International development is a vibrant, interdisciplinary area of the social sciences. This Short Guide offers a uniquely succinct and balanced account of this politically charged subject. It distils both the classic and newer debates together in a clear framework and illustrates them with contemporary examples.
Designed to introduce a wide readership to international development, the book:
considers how far the field has been reconfigured over time and to what extent it is likely to change in the future;
reviews contemporary topics including tourism, migration and digital technologies;
includes distinctive international case studies and examples.
By providing a succinct evaluation of competing approaches to, and perspectives on, the idea and practice of international development, this book offers students across the social sciences a distinct and invaluable introduction to the field.
EPDF and EPUB available Open Access under CC-BY-NC-ND licence.
Though a globally shared experience, the COVID-19 pandemic has affected societies across the world in radically different ways. This book examines the unique implications of the pandemic in the Global South.
With international contributors from a variety of disciplines including health, economics and geography, the book investigates the pandemic’s effects on development, medicine, gender (in)equality and human rights among other issues. Its analysis illuminates further subsequent crises of interconnection, a pervasive health provision crisis and a resulting rise in socio-economic inequality.
The book’s assessment offers an urgent discourse on the ways in which the impact of COVID-19 can be mitigated in some of the most challenging socio-economic contexts in the world.
Community development is routinely invoked as a practical solution to tackle a myriad of social problems, even though there is little consensus about its meaning and purpose.
Through a comparative analysis of competing perspectives on community development since 1968, this book critically examines the contradictory ideas and practices that have shaped this field in the US and the UK. This approach exposes a problematic politics that have far-reaching consequences for those committed to working for social justice.
This accessible book offers an alternative model for thinking about the politics of community development and so will appeal to academics, postgraduate students and community development workers.
Evan Easton-Calabria’s critical history of refugee self-reliance assistance brings new dimensions to refugee and international development studies.
The promotion of refugee self-reliance is evident today, yet its history remains largely unexplored, with good practices and longstanding issues often missed. Through archival and contemporary evidence, this book documents a century of little-known efforts to foster refugee self-reliance, including the economic, political, and social motives driving this assistance.
With five case studies from Greece, Tanzania, Pakistan, Uganda, and Egypt, the book tracks refugee self-reliance as a malleable concept used to pursue ulterior interests. It reshapes understandings of refugee self-reliance and delivers important messages for contemporary policymaking.
31 three The nature of development work This chapter begins with an account of community development that defines it as a form of state intervention. While the overall focus is wider than community development per se, including a wider range of professionals with a ‘development’ brief, the history of community development has relevance for a critical understanding of the roots and inherent tensions of public policies towards community engagement and community capacity building. As the chapter demonstrates, community development approaches have been applied

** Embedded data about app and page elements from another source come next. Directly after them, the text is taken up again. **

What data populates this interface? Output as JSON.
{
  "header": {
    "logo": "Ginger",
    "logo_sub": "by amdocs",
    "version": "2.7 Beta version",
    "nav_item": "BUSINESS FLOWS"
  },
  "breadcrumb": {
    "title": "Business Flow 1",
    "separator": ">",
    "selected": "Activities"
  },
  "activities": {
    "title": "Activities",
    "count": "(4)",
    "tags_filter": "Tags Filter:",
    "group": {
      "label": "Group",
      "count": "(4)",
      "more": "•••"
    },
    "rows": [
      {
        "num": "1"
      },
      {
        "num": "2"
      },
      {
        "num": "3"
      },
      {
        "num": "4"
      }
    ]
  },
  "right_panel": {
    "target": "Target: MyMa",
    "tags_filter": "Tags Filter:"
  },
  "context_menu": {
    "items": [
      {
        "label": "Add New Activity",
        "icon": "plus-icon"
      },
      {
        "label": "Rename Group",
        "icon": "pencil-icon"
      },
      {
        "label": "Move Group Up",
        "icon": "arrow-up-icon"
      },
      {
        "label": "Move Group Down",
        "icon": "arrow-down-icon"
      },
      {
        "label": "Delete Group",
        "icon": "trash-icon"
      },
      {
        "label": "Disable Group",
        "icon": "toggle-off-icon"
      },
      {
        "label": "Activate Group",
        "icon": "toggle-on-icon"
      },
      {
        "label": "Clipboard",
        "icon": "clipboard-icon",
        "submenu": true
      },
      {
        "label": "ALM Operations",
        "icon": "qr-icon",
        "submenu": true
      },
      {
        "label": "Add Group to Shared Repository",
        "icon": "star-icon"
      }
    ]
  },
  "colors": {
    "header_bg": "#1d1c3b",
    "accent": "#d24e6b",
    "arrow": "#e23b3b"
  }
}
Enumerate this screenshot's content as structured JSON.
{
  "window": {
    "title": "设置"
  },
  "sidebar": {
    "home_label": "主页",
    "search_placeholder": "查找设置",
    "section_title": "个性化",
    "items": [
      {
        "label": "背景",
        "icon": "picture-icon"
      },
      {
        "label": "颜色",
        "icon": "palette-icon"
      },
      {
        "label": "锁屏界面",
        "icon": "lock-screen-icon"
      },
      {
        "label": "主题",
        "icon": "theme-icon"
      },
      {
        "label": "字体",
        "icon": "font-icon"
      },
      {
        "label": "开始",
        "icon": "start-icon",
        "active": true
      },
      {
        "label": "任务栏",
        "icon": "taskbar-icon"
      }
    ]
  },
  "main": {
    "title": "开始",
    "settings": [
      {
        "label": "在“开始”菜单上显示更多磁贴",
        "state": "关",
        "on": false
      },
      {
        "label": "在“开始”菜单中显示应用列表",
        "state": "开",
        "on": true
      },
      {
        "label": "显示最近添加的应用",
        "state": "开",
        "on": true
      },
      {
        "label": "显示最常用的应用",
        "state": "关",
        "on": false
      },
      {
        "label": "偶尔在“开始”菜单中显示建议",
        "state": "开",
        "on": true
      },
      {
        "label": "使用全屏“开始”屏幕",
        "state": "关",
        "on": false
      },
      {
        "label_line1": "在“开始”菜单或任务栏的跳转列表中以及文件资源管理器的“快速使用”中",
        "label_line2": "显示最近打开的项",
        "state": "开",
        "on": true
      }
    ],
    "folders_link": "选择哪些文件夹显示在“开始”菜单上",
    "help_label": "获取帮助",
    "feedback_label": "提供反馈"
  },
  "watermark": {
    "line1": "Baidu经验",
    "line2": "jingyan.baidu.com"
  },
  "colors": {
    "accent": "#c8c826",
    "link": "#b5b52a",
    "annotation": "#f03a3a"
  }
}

129 CHAPTER THREE The politics of development Chapter One concluded that the concept of the developmental state, despite its alleged shortcomings, may still be considered a useful tool in addressing inadequate developmental dynamics in some poor countries. The concept itself will still be applicable as long as the globalisation process requires significant corrections in order to achieve more equitable development and as long as disguised interventionist forces shape the global economy. Moreover, when the neo-liberal economic ideology has been discredited
To what extent are the ideas and practice of community development across Europe similar? Community Development and Civil Society explores this question with special reference to the UK and Hungary and shows how community development connects powerfully with civil society, a concept that today has global significance.
Paul Henderson and Ilona Vercseg argue that community development is both a profession and a social movement and is relevant to a wide range of issues.They interweave case studies with discussion of principles and theory.The book's critical and accessible approach will appeal especially to students and practitioners.
Making spaces for community development offers an account of the key changes to the context and practice of community development since the 1970s, told through the experiences and insights of a group of highly experienced practitioners. The book, intended for those practising and interested in practising community development today, focuses on dilemmas arising from the shift to partnership working from a more confrontational model, and the professionalisation of the field.
Bringing together a wealth of experience and knowledge from across areas of play and youth work through to the environment, community enterprise, race equality, immigration and housing, the book raises key questions for contemporary debates and current practice.